Knowing the past might help you figure out which structures have been impacted. It is critical to understand the mechanism of harm. If you can determine the force of the injury, you’ll be able to determine which tissues are likely to be strained or injured (valgus force may suggest an MCL sprain, varus pressure could suggest an LCL sprain, foot grounded and twisted may show an ACL sprain/rupture).

Unless there is a specific mechanism of damage, rule out the back and hip, since the knee can be a referred location of pain for both of these regions. Swelling and bruising that occurs right away typically suggests considerable damage and may necessitate an X-ray to rule out tibial plateau fractures, bone bruises, or an MRI to assess ligament integrity

The next step of our digital physiotherapy is the preparation of a working hypothesis for their objective examination by our physiotherapist. Use unique tests to confirm or reject their idea and physical examination to find the malfunction.

Objective

Our physiotherapist can use the objective assessment to rule out which structures are implicated and to revisit the following therapy to see whether there has been any improvement or worsening.

General Observation

  • Posture
  • Movement Patterns

Functional Tests

  • Small knee bend
  • Sit to stand
  • Squat
  • Jump
  • Hop
  • Run

Inspection & Palpation

Inspection

  • Effusion
  • Poor Alignment
  • Muscle Wasting

Palpation 

  • MCL
  • LCL
  • Joint Line
  • Patella
  • Retinaculum
  • Patellar Tendon
  • Hamstrings Tendons
  • Popliteus.

Movement Testing

  • AROM, PROM, and Overpressure Movement Testing
  • Length and strength of muscles
  • With complete AROM and overpressure, the hip and ankle are clear.
  • Add passive intervertebral mobilisations if the lumbar spine is suspected (PA spinous processes, PA transverse processes).
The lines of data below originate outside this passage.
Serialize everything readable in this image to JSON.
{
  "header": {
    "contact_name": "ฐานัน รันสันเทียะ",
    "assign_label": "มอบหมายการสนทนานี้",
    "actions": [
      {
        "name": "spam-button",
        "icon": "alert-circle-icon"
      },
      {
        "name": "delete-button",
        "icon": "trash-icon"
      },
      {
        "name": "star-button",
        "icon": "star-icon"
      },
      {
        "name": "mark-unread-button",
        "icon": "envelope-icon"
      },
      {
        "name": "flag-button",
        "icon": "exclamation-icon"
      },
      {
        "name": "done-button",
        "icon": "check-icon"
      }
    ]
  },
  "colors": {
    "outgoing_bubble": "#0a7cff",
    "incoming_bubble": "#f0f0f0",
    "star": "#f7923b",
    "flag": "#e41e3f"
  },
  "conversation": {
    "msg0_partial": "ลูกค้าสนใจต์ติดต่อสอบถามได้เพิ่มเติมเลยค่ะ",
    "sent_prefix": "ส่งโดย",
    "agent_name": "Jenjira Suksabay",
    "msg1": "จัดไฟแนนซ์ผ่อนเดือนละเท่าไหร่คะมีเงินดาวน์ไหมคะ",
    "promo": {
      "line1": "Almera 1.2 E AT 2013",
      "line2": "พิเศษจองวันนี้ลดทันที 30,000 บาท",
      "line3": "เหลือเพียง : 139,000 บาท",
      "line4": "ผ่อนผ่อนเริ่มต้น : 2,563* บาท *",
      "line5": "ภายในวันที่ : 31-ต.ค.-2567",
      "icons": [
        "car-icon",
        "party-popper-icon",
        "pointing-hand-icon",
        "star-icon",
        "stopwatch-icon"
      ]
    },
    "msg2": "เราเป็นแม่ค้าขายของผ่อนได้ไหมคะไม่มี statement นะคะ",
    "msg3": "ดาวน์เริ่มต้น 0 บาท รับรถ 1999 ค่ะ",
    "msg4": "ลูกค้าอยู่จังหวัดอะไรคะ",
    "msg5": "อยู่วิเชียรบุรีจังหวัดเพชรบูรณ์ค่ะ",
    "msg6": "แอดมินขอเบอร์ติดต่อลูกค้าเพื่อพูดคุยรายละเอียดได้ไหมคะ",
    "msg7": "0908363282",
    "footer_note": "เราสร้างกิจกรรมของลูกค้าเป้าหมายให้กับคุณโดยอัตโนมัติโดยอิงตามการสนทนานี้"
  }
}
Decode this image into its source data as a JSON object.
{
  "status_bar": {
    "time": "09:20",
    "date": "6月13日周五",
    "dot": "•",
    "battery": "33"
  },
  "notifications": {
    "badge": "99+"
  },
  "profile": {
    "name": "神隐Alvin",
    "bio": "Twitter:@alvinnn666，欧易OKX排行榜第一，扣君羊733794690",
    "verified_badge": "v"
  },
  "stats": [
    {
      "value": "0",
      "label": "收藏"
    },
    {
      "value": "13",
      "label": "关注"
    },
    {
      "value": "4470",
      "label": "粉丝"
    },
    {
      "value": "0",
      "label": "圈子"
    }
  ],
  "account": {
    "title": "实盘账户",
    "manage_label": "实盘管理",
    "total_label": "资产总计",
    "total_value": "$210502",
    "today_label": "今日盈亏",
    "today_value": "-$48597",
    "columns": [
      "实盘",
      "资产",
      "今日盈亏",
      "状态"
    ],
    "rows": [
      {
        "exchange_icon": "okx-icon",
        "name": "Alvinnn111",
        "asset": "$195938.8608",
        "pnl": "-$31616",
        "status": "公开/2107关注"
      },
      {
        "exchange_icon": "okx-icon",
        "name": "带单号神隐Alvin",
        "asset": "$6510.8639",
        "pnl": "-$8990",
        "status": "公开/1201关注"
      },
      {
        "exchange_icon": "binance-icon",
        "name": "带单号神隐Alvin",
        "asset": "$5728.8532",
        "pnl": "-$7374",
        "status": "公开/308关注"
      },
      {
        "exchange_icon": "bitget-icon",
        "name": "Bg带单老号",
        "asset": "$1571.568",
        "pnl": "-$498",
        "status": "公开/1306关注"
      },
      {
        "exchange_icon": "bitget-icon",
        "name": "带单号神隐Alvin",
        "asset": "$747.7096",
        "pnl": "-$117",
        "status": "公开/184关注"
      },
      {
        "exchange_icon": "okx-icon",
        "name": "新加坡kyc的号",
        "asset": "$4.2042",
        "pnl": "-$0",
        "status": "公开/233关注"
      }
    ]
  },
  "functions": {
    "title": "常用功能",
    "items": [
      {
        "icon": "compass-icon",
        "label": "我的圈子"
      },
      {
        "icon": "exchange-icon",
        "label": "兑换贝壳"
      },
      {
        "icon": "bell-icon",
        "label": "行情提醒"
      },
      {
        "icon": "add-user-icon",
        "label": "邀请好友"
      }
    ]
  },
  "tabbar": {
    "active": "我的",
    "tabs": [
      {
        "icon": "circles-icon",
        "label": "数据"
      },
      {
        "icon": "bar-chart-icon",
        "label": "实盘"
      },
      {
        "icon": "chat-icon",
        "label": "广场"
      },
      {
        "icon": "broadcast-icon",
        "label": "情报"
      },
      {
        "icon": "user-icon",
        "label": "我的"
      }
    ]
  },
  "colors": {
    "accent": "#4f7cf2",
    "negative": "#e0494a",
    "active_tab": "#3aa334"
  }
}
So, this is a piece of brief information about knee examining and the flow of it that is conducted by our physiotherapist during digital physiotherapy.

Book an online physiotherapy consultation session with our expert physiotherapists today at Phyt Health.
Phythealth, India’s first AI-assisted digital physiotherapy service, customizes treatment plans based on your risk factors, providing you a holistic treatment plan for physiotherapy for knee pain on their digital physiotherapy platform.